The final component of DIY BAJA is finding us all a place to camp and stay. I’ve been looking for a house with some property for us to camp on, but it might become to difficult to manage on top of the race logistics. Some friends suggested we stay at Estero Beach but it appears to be sold out already. It’s roughly 8 miles south of the start in Ensenada and is very secure.

It’s a little fancy for our program, but there is also an RV park and I was told there might be camping there during the 1000. As there doesn’t appear to be any rooms left, camping is probably our only option. There is also a separate beach and a short course track on the property. If anyone has a better idea of where we should all stay and camp during the 1000 please let us know. Here’s a google map screen grab of their property in case you’re curious about the hotel with the racetrack. I know I was!

I’ve been working on the complete Baja Pig build article that should go up next week with hopefully more details for those that want to come and help us race the 1000 this November.

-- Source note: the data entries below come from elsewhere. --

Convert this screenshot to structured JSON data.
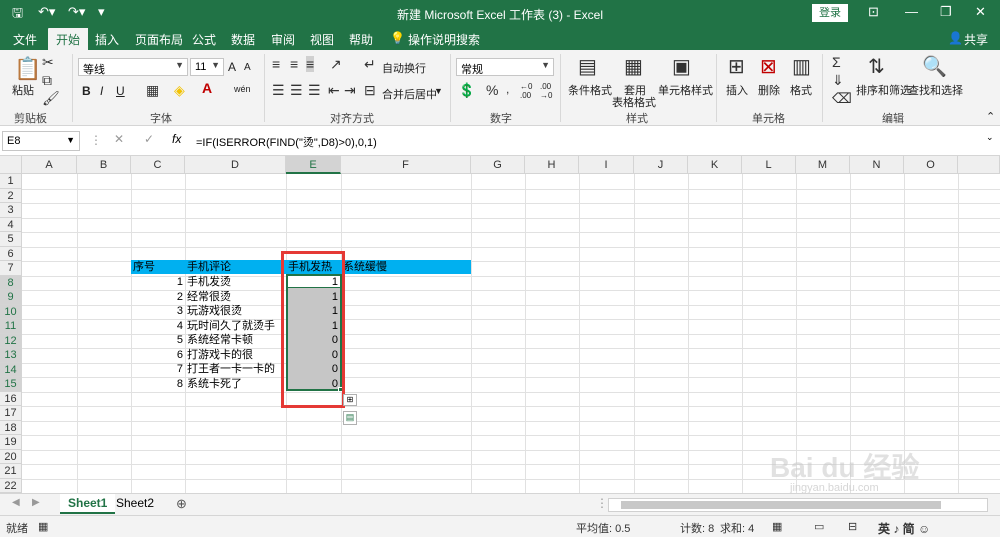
{
  "window": {
    "title": "新建 Microsoft Excel 工作表 (3)  -  Excel",
    "login_label": "登录",
    "share_label": "共享"
  },
  "tabs": [
    "文件",
    "开始",
    "插入",
    "页面布局",
    "公式",
    "数据",
    "审阅",
    "视图",
    "帮助"
  ],
  "tell_me": "操作说明搜索",
  "ribbon": {
    "clipboard": {
      "paste": "粘贴",
      "group": "剪贴板"
    },
    "font": {
      "name": "等线",
      "size": "11",
      "group": "字体",
      "grow": "A",
      "shrink": "A",
      "bold": "B",
      "italic": "I",
      "underline": "U",
      "wen": "wén"
    },
    "alignment": {
      "wrap": "自动换行",
      "merge": "合并后居中",
      "group": "对齐方式"
    },
    "number": {
      "format": "常规",
      "group": "数字"
    },
    "styles": {
      "cond": "条件格式",
      "table": "套用",
      "table2": "表格格式",
      "cell": "单元格样式",
      "group": "样式"
    },
    "cells": {
      "insert": "插入",
      "delete": "删除",
      "format": "格式",
      "group": "单元格"
    },
    "editing": {
      "sort": "排序和筛选",
      "find": "查找和选择",
      "group": "编辑"
    }
  },
  "formula_bar": {
    "name_box": "E8",
    "formula": "=IF(ISERROR(FIND(\"烫\",D8)>0),0,1)",
    "fx": "fx"
  },
  "columns": [
    "A",
    "B",
    "C",
    "D",
    "E",
    "F",
    "G",
    "H",
    "I",
    "J",
    "K",
    "L",
    "M",
    "N",
    "O"
  ],
  "rows": [
    "1",
    "2",
    "3",
    "4",
    "5",
    "6",
    "7",
    "8",
    "9",
    "10",
    "11",
    "12",
    "13",
    "14",
    "15",
    "16",
    "17",
    "18",
    "19",
    "20",
    "21",
    "22"
  ],
  "table": {
    "headers": [
      "序号",
      "手机评论",
      "手机发热",
      "系统缓慢"
    ],
    "rows": [
      {
        "no": "1",
        "comment": "手机发烫",
        "heat": "1"
      },
      {
        "no": "2",
        "comment": "经常很烫",
        "heat": "1"
      },
      {
        "no": "3",
        "comment": "玩游戏很烫",
        "heat": "1"
      },
      {
        "no": "4",
        "comment": "玩时间久了就烫手",
        "heat": "1"
      },
      {
        "no": "5",
        "comment": "系统经常卡顿",
        "heat": "0"
      },
      {
        "no": "6",
        "comment": "打游戏卡的很",
        "heat": "0"
      },
      {
        "no": "7",
        "comment": "打王者一卡一卡的",
        "heat": "0"
      },
      {
        "no": "8",
        "comment": "系统卡死了",
        "heat": "0"
      }
    ]
  },
  "sheets": [
    "Sheet1",
    "Sheet2"
  ],
  "status": {
    "mode": "就绪",
    "average": "平均值: 0.5",
    "count": "计数: 8",
    "sum": "求和: 4"
  },
  "watermark": "Bai du 经验",
  "watermark_url": "jingyan.baidu.com",
  "ime": "英 ♪ 简 ☺",
  "colors": {
    "accent": "#217346",
    "header_fill": "#00b0f0",
    "highlight_box": "#e53935",
    "selection_fill": "#c6c6c6"
  }
}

The photo below was taken as we checked into a motel in San Felipe back in 2010. We were exhausted but so happy to not be stranded in the desert without a chase crew that could extract us. A second after the photo was taken the motel manager went back into his office and brought out three beers to celebrate. The next morning he loaned us some clothes(all we had were firesuits) and took us to breakfast where we found out his relatives(uncles I think) were leading their class in the 1000. There is nothing like the Baja 1000. Come see it with us!